PROBLEM DETAILS >> Repeat the records exactly. Leave out the pictures.

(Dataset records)
⟨

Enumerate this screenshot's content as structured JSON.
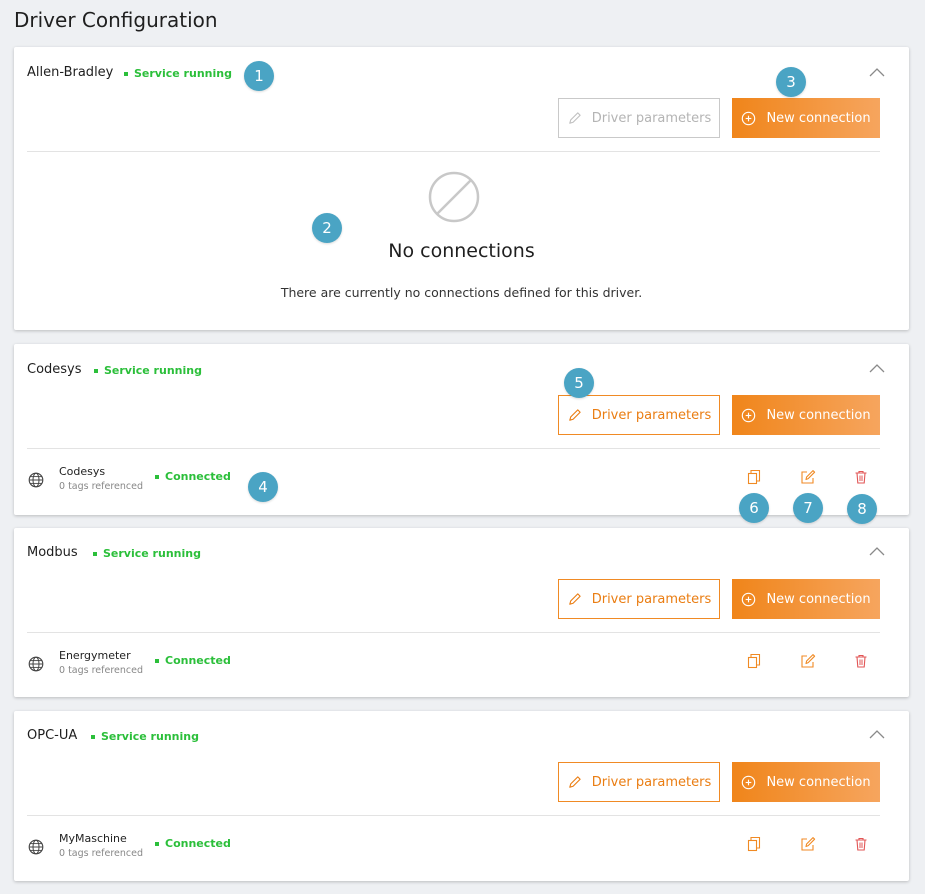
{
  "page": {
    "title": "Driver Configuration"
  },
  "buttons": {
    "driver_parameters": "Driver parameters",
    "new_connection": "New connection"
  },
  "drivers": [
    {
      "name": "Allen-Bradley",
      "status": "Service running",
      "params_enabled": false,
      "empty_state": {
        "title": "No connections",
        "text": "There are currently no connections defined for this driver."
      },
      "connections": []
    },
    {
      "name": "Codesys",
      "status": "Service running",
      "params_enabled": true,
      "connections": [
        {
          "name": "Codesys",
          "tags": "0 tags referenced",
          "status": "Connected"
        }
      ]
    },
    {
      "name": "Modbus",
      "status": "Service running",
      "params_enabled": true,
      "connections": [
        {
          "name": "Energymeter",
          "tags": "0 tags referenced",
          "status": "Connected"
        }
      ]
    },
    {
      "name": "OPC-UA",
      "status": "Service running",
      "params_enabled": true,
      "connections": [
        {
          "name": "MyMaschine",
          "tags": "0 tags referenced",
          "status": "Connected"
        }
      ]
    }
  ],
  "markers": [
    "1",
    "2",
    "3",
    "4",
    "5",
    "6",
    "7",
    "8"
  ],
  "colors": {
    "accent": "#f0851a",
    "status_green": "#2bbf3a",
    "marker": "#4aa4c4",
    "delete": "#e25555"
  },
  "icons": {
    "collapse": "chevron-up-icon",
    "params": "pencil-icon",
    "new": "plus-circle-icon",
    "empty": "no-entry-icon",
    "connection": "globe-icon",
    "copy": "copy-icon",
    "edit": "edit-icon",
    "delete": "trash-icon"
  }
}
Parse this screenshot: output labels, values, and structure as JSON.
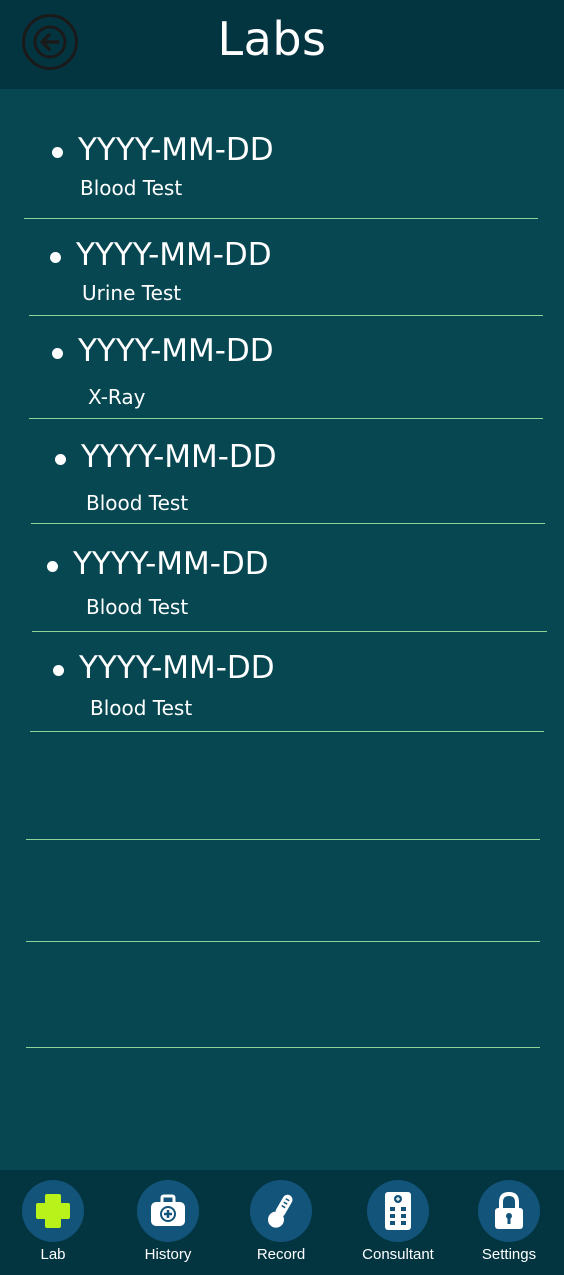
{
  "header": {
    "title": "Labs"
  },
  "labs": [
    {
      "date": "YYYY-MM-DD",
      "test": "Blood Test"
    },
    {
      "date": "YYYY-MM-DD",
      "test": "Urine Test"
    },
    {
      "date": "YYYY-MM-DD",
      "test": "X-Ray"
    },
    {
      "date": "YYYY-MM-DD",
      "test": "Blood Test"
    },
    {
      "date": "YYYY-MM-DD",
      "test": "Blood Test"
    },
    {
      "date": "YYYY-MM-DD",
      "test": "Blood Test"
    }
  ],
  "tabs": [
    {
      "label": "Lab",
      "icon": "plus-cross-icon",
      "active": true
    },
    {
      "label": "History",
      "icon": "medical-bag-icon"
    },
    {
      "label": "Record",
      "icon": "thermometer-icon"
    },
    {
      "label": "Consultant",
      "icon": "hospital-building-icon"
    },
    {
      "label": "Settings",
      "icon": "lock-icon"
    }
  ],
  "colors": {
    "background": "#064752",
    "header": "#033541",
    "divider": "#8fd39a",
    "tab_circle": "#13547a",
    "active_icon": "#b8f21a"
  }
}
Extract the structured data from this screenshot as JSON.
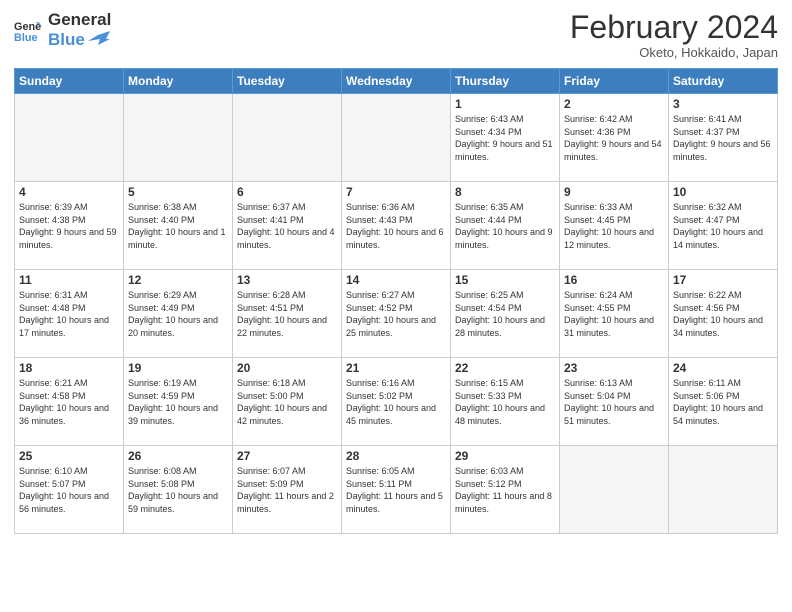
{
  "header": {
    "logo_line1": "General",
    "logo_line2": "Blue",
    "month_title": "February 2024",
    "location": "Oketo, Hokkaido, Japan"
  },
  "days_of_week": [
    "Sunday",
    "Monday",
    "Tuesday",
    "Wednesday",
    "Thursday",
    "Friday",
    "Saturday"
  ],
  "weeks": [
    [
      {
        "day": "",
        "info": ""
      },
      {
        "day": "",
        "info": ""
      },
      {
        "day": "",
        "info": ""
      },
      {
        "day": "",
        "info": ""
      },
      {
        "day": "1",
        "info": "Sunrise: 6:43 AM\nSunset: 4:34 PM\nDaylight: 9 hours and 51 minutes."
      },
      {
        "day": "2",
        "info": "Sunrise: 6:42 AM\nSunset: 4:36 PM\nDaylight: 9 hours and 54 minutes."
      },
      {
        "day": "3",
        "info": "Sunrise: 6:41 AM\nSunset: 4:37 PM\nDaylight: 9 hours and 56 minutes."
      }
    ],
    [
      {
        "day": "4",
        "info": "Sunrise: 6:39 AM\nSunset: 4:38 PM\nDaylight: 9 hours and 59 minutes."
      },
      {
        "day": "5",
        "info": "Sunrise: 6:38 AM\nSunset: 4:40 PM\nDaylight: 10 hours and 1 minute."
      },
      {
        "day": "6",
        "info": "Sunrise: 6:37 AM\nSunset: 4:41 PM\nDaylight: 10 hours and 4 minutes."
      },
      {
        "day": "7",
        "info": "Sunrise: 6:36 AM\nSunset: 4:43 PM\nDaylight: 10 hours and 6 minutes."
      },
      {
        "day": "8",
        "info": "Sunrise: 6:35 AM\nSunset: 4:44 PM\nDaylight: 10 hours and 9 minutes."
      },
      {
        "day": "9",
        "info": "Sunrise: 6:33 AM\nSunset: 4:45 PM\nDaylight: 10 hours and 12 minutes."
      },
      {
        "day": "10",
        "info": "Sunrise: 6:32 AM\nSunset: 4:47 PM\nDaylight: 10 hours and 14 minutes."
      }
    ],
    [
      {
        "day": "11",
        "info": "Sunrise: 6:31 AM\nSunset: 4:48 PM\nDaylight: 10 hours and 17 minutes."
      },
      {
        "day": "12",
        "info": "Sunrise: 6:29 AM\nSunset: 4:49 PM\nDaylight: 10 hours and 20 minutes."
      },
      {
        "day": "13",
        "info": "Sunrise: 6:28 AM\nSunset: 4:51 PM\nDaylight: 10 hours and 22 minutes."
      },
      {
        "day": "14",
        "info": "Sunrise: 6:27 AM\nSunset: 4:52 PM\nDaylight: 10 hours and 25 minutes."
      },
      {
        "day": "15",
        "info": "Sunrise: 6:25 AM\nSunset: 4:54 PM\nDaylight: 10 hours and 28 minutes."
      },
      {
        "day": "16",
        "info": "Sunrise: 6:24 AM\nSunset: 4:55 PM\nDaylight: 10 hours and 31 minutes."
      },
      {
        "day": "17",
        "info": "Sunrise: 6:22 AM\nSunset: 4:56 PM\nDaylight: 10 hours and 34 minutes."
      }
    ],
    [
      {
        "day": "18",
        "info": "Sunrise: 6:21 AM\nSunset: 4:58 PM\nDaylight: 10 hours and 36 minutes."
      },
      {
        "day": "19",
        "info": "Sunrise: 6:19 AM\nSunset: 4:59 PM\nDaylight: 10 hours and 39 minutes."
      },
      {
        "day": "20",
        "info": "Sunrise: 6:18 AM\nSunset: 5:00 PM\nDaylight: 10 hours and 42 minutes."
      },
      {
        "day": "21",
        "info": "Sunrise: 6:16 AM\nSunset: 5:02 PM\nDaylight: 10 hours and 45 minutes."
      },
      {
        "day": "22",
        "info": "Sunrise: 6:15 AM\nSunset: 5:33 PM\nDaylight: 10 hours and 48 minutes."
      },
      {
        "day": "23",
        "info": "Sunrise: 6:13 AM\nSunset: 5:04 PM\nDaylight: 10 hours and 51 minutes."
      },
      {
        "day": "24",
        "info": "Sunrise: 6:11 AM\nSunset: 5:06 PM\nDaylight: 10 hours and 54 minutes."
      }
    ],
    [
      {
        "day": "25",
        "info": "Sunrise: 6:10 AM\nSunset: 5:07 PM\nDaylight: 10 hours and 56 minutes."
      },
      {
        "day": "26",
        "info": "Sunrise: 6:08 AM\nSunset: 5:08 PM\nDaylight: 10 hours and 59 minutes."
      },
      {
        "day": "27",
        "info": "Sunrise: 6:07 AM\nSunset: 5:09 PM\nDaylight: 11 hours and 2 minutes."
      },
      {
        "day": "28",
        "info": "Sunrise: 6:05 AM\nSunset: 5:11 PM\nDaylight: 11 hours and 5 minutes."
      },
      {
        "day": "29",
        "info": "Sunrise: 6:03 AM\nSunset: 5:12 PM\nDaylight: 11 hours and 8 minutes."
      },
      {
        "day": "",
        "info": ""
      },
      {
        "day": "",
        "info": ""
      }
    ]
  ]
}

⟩

SOLUTION FOR THIS PROBLEM >>
Enumerate this screenshot's content as structured JSON.
{
  "page": {
    "title": "Driver Configuration"
  },
  "buttons": {
    "driver_parameters": "Driver parameters",
    "new_connection": "New connection"
  },
  "drivers": [
    {
      "name": "Allen-Bradley",
      "status": "Service running",
      "params_enabled": false,
      "empty_state": {
        "title": "No connections",
        "text": "There are currently no connections defined for this driver."
      },
      "connections": []
    },
    {
      "name": "Codesys",
      "status": "Service running",
      "params_enabled": true,
      "connections": [
        {
          "name": "Codesys",
          "tags": "0 tags referenced",
          "status": "Connected"
        }
      ]
    },
    {
      "name": "Modbus",
      "status": "Service running",
      "params_enabled": true,
      "connections": [
        {
          "name": "Energymeter",
          "tags": "0 tags referenced",
          "status": "Connected"
        }
      ]
    },
    {
      "name": "OPC-UA",
      "status": "Service running",
      "params_enabled": true,
      "connections": [
        {
          "name": "MyMaschine",
          "tags": "0 tags referenced",
          "status": "Connected"
        }
      ]
    }
  ],
  "markers": [
    "1",
    "2",
    "3",
    "4",
    "5",
    "6",
    "7",
    "8"
  ],
  "colors": {
    "accent": "#f0851a",
    "status_green": "#2bbf3a",
    "marker": "#4aa4c4",
    "delete": "#e25555"
  },
  "icons": {
    "collapse": "chevron-up-icon",
    "params": "pencil-icon",
    "new": "plus-circle-icon",
    "empty": "no-entry-icon",
    "connection": "globe-icon",
    "copy": "copy-icon",
    "edit": "edit-icon",
    "delete": "trash-icon"
  }
}
Parse this screenshot: output labels, values, and structure as JSON.
{
  "header": {
    "title": "Labs"
  },
  "labs": [
    {
      "date": "YYYY-MM-DD",
      "test": "Blood Test"
    },
    {
      "date": "YYYY-MM-DD",
      "test": "Urine Test"
    },
    {
      "date": "YYYY-MM-DD",
      "test": "X-Ray"
    },
    {
      "date": "YYYY-MM-DD",
      "test": "Blood Test"
    },
    {
      "date": "YYYY-MM-DD",
      "test": "Blood Test"
    },
    {
      "date": "YYYY-MM-DD",
      "test": "Blood Test"
    }
  ],
  "tabs": [
    {
      "label": "Lab",
      "icon": "plus-cross-icon",
      "active": true
    },
    {
      "label": "History",
      "icon": "medical-bag-icon"
    },
    {
      "label": "Record",
      "icon": "thermometer-icon"
    },
    {
      "label": "Consultant",
      "icon": "hospital-building-icon"
    },
    {
      "label": "Settings",
      "icon": "lock-icon"
    }
  ],
  "colors": {
    "background": "#064752",
    "header": "#033541",
    "divider": "#8fd39a",
    "tab_circle": "#13547a",
    "active_icon": "#b8f21a"
  }
}
Extract the structured data from this screenshot as JSON.
{
  "header": {
    "logo_line1": "General",
    "logo_line2": "Blue",
    "month_title": "February 2024",
    "location": "Oketo, Hokkaido, Japan"
  },
  "days_of_week": [
    "Sunday",
    "Monday",
    "Tuesday",
    "Wednesday",
    "Thursday",
    "Friday",
    "Saturday"
  ],
  "weeks": [
    [
      {
        "day": "",
        "info": ""
      },
      {
        "day": "",
        "info": ""
      },
      {
        "day": "",
        "info": ""
      },
      {
        "day": "",
        "info": ""
      },
      {
        "day": "1",
        "info": "Sunrise: 6:43 AM\nSunset: 4:34 PM\nDaylight: 9 hours and 51 minutes."
      },
      {
        "day": "2",
        "info": "Sunrise: 6:42 AM\nSunset: 4:36 PM\nDaylight: 9 hours and 54 minutes."
      },
      {
        "day": "3",
        "info": "Sunrise: 6:41 AM\nSunset: 4:37 PM\nDaylight: 9 hours and 56 minutes."
      }
    ],
    [
      {
        "day": "4",
        "info": "Sunrise: 6:39 AM\nSunset: 4:38 PM\nDaylight: 9 hours and 59 minutes."
      },
      {
        "day": "5",
        "info": "Sunrise: 6:38 AM\nSunset: 4:40 PM\nDaylight: 10 hours and 1 minute."
      },
      {
        "day": "6",
        "info": "Sunrise: 6:37 AM\nSunset: 4:41 PM\nDaylight: 10 hours and 4 minutes."
      },
      {
        "day": "7",
        "info": "Sunrise: 6:36 AM\nSunset: 4:43 PM\nDaylight: 10 hours and 6 minutes."
      },
      {
        "day": "8",
        "info": "Sunrise: 6:35 AM\nSunset: 4:44 PM\nDaylight: 10 hours and 9 minutes."
      },
      {
        "day": "9",
        "info": "Sunrise: 6:33 AM\nSunset: 4:45 PM\nDaylight: 10 hours and 12 minutes."
      },
      {
        "day": "10",
        "info": "Sunrise: 6:32 AM\nSunset: 4:47 PM\nDaylight: 10 hours and 14 minutes."
      }
    ],
    [
      {
        "day": "11",
        "info": "Sunrise: 6:31 AM\nSunset: 4:48 PM\nDaylight: 10 hours and 17 minutes."
      },
      {
        "day": "12",
        "info": "Sunrise: 6:29 AM\nSunset: 4:49 PM\nDaylight: 10 hours and 20 minutes."
      },
      {
        "day": "13",
        "info": "Sunrise: 6:28 AM\nSunset: 4:51 PM\nDaylight: 10 hours and 22 minutes."
      },
      {
        "day": "14",
        "info": "Sunrise: 6:27 AM\nSunset: 4:52 PM\nDaylight: 10 hours and 25 minutes."
      },
      {
        "day": "15",
        "info": "Sunrise: 6:25 AM\nSunset: 4:54 PM\nDaylight: 10 hours and 28 minutes."
      },
      {
        "day": "16",
        "info": "Sunrise: 6:24 AM\nSunset: 4:55 PM\nDaylight: 10 hours and 31 minutes."
      },
      {
        "day": "17",
        "info": "Sunrise: 6:22 AM\nSunset: 4:56 PM\nDaylight: 10 hours and 34 minutes."
      }
    ],
    [
      {
        "day": "18",
        "info": "Sunrise: 6:21 AM\nSunset: 4:58 PM\nDaylight: 10 hours and 36 minutes."
      },
      {
        "day": "19",
        "info": "Sunrise: 6:19 AM\nSunset: 4:59 PM\nDaylight: 10 hours and 39 minutes."
      },
      {
        "day": "20",
        "info": "Sunrise: 6:18 AM\nSunset: 5:00 PM\nDaylight: 10 hours and 42 minutes."
      },
      {
        "day": "21",
        "info": "Sunrise: 6:16 AM\nSunset: 5:02 PM\nDaylight: 10 hours and 45 minutes."
      },
      {
        "day": "22",
        "info": "Sunrise: 6:15 AM\nSunset: 5:33 PM\nDaylight: 10 hours and 48 minutes."
      },
      {
        "day": "23",
        "info": "Sunrise: 6:13 AM\nSunset: 5:04 PM\nDaylight: 10 hours and 51 minutes."
      },
      {
        "day": "24",
        "info": "Sunrise: 6:11 AM\nSunset: 5:06 PM\nDaylight: 10 hours and 54 minutes."
      }
    ],
    [
      {
        "day": "25",
        "info": "Sunrise: 6:10 AM\nSunset: 5:07 PM\nDaylight: 10 hours and 56 minutes."
      },
      {
        "day": "26",
        "info": "Sunrise: 6:08 AM\nSunset: 5:08 PM\nDaylight: 10 hours and 59 minutes."
      },
      {
        "day": "27",
        "info": "Sunrise: 6:07 AM\nSunset: 5:09 PM\nDaylight: 11 hours and 2 minutes."
      },
      {
        "day": "28",
        "info": "Sunrise: 6:05 AM\nSunset: 5:11 PM\nDaylight: 11 hours and 5 minutes."
      },
      {
        "day": "29",
        "info": "Sunrise: 6:03 AM\nSunset: 5:12 PM\nDaylight: 11 hours and 8 minutes."
      },
      {
        "day": "",
        "info": ""
      },
      {
        "day": "",
        "info": ""
      }
    ]
  ]
}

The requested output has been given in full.